** Opening Dataset entries block **

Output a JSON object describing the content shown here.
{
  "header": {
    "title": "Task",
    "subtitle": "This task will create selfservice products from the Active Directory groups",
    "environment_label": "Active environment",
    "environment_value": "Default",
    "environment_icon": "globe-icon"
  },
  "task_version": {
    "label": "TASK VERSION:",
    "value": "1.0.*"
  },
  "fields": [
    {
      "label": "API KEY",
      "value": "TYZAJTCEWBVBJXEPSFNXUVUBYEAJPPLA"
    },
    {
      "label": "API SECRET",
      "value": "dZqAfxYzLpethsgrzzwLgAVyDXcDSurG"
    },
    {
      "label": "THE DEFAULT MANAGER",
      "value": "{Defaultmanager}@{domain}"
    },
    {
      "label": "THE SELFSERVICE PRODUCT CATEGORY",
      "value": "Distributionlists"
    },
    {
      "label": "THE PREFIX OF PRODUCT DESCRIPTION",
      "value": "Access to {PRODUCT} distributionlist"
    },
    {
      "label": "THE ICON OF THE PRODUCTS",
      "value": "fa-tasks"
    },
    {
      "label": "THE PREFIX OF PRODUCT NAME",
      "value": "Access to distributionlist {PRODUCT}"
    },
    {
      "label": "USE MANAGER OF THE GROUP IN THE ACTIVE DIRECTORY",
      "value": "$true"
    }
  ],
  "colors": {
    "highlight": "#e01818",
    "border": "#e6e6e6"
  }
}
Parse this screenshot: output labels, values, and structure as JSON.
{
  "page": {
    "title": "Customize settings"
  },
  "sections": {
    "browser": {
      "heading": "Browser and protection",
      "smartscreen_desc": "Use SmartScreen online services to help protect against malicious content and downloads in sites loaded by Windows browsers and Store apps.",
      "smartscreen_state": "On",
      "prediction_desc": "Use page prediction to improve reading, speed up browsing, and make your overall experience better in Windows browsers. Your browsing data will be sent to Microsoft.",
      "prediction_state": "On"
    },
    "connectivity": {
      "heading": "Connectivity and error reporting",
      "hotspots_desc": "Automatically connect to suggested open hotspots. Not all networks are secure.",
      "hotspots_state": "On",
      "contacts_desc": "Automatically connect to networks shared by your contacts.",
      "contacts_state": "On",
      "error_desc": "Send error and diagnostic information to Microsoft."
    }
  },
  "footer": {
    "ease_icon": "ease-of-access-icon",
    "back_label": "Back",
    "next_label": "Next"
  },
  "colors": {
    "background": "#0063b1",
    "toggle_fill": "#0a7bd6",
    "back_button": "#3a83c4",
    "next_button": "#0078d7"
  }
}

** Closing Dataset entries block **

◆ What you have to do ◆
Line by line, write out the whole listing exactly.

◆ Exercise result ◆
Output a JSON object describing the content shown here.
{
  "header": {
    "title": "Task",
    "subtitle": "This task will create selfservice products from the Active Directory groups",
    "environment_label": "Active environment",
    "environment_value": "Default",
    "environment_icon": "globe-icon"
  },
  "task_version": {
    "label": "TASK VERSION:",
    "value": "1.0.*"
  },
  "fields": [
    {
      "label": "API KEY",
      "value": "TYZAJTCEWBVBJXEPSFNXUVUBYEAJPPLA"
    },
    {
      "label": "API SECRET",
      "value": "dZqAfxYzLpethsgrzzwLgAVyDXcDSurG"
    },
    {
      "label": "THE DEFAULT MANAGER",
      "value": "{Defaultmanager}@{domain}"
    },
    {
      "label": "THE SELFSERVICE PRODUCT CATEGORY",
      "value": "Distributionlists"
    },
    {
      "label": "THE PREFIX OF PRODUCT DESCRIPTION",
      "value": "Access to {PRODUCT} distributionlist"
    },
    {
      "label": "THE ICON OF THE PRODUCTS",
      "value": "fa-tasks"
    },
    {
      "label": "THE PREFIX OF PRODUCT NAME",
      "value": "Access to distributionlist {PRODUCT}"
    },
    {
      "label": "USE MANAGER OF THE GROUP IN THE ACTIVE DIRECTORY",
      "value": "$true"
    }
  ],
  "colors": {
    "highlight": "#e01818",
    "border": "#e6e6e6"
  }
}
Parse this screenshot: output labels, values, and structure as JSON.
{
  "page": {
    "title": "Customize settings"
  },
  "sections": {
    "browser": {
      "heading": "Browser and protection",
      "smartscreen_desc": "Use SmartScreen online services to help protect against malicious content and downloads in sites loaded by Windows browsers and Store apps.",
      "smartscreen_state": "On",
      "prediction_desc": "Use page prediction to improve reading, speed up browsing, and make your overall experience better in Windows browsers. Your browsing data will be sent to Microsoft.",
      "prediction_state": "On"
    },
    "connectivity": {
      "heading": "Connectivity and error reporting",
      "hotspots_desc": "Automatically connect to suggested open hotspots. Not all networks are secure.",
      "hotspots_state": "On",
      "contacts_desc": "Automatically connect to networks shared by your contacts.",
      "contacts_state": "On",
      "error_desc": "Send error and diagnostic information to Microsoft."
    }
  },
  "footer": {
    "ease_icon": "ease-of-access-icon",
    "back_label": "Back",
    "next_label": "Next"
  },
  "colors": {
    "background": "#0063b1",
    "toggle_fill": "#0a7bd6",
    "back_button": "#3a83c4",
    "next_button": "#0078d7"
  }
}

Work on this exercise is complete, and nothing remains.